WHAT TO DO. Repeat the records in full. No pictures belong in the copy.

Interface dataset entries:
┌──

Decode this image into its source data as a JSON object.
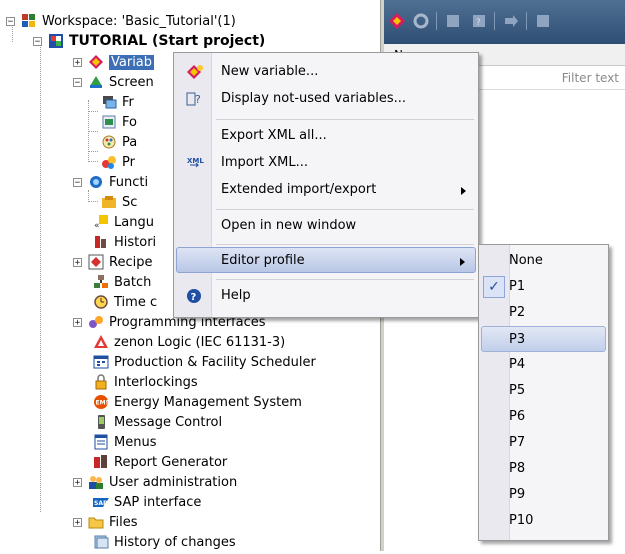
{
  "tree": {
    "workspace": "Workspace: 'Basic_Tutorial'(1)",
    "project": "TUTORIAL (Start project)",
    "items": {
      "variables": "Variab",
      "screens": "Screen",
      "screen_fr": "Fr",
      "screen_fo": "Fo",
      "screen_pa": "Pa",
      "screen_pr": "Pr",
      "functions": "Functi",
      "functions_sc": "Sc",
      "languages": "Langu",
      "historian": "Histori",
      "recipes": "Recipe",
      "batch": "Batch",
      "time": "Time c",
      "programming": "Programming interfaces",
      "zenon_logic": "zenon Logic (IEC 61131-3)",
      "production": "Production & Facility Scheduler",
      "interlockings": "Interlockings",
      "energy": "Energy Management System",
      "message": "Message Control",
      "menus": "Menus",
      "report": "Report Generator",
      "user_admin": "User administration",
      "sap": "SAP interface",
      "files": "Files",
      "history": "History of changes"
    }
  },
  "right_panel": {
    "column_header": "Name",
    "filter_placeholder": "Filter text"
  },
  "context_menu": {
    "items": {
      "new_variable": "New variable...",
      "display_unused": "Display not-used variables...",
      "export_xml": "Export XML all...",
      "import_xml": "Import XML...",
      "extended": "Extended import/export",
      "open_new_window": "Open in new window",
      "editor_profile": "Editor profile",
      "help": "Help"
    }
  },
  "submenu": {
    "selected": "P1",
    "highlighted": "P3",
    "items": [
      "None",
      "P1",
      "P2",
      "P3",
      "P4",
      "P5",
      "P6",
      "P7",
      "P8",
      "P9",
      "P10"
    ]
  },
  "colors": {
    "toolbar": "#3d5d84",
    "menu_highlight": "#c5d1ec",
    "menu_background": "#f5f5f7"
  }
}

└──

ANSWER BOX.
Decode this image into its source data as a JSON object.
{
  "tree": {
    "workspace": "Workspace: 'Basic_Tutorial'(1)",
    "project": "TUTORIAL (Start project)",
    "items": {
      "variables": "Variab",
      "screens": "Screen",
      "screen_fr": "Fr",
      "screen_fo": "Fo",
      "screen_pa": "Pa",
      "screen_pr": "Pr",
      "functions": "Functi",
      "functions_sc": "Sc",
      "languages": "Langu",
      "historian": "Histori",
      "recipes": "Recipe",
      "batch": "Batch",
      "time": "Time c",
      "programming": "Programming interfaces",
      "zenon_logic": "zenon Logic (IEC 61131-3)",
      "production": "Production & Facility Scheduler",
      "interlockings": "Interlockings",
      "energy": "Energy Management System",
      "message": "Message Control",
      "menus": "Menus",
      "report": "Report Generator",
      "user_admin": "User administration",
      "sap": "SAP interface",
      "files": "Files",
      "history": "History of changes"
    }
  },
  "right_panel": {
    "column_header": "Name",
    "filter_placeholder": "Filter text"
  },
  "context_menu": {
    "items": {
      "new_variable": "New variable...",
      "display_unused": "Display not-used variables...",
      "export_xml": "Export XML all...",
      "import_xml": "Import XML...",
      "extended": "Extended import/export",
      "open_new_window": "Open in new window",
      "editor_profile": "Editor profile",
      "help": "Help"
    }
  },
  "submenu": {
    "selected": "P1",
    "highlighted": "P3",
    "items": [
      "None",
      "P1",
      "P2",
      "P3",
      "P4",
      "P5",
      "P6",
      "P7",
      "P8",
      "P9",
      "P10"
    ]
  },
  "colors": {
    "toolbar": "#3d5d84",
    "menu_highlight": "#c5d1ec",
    "menu_background": "#f5f5f7"
  }
}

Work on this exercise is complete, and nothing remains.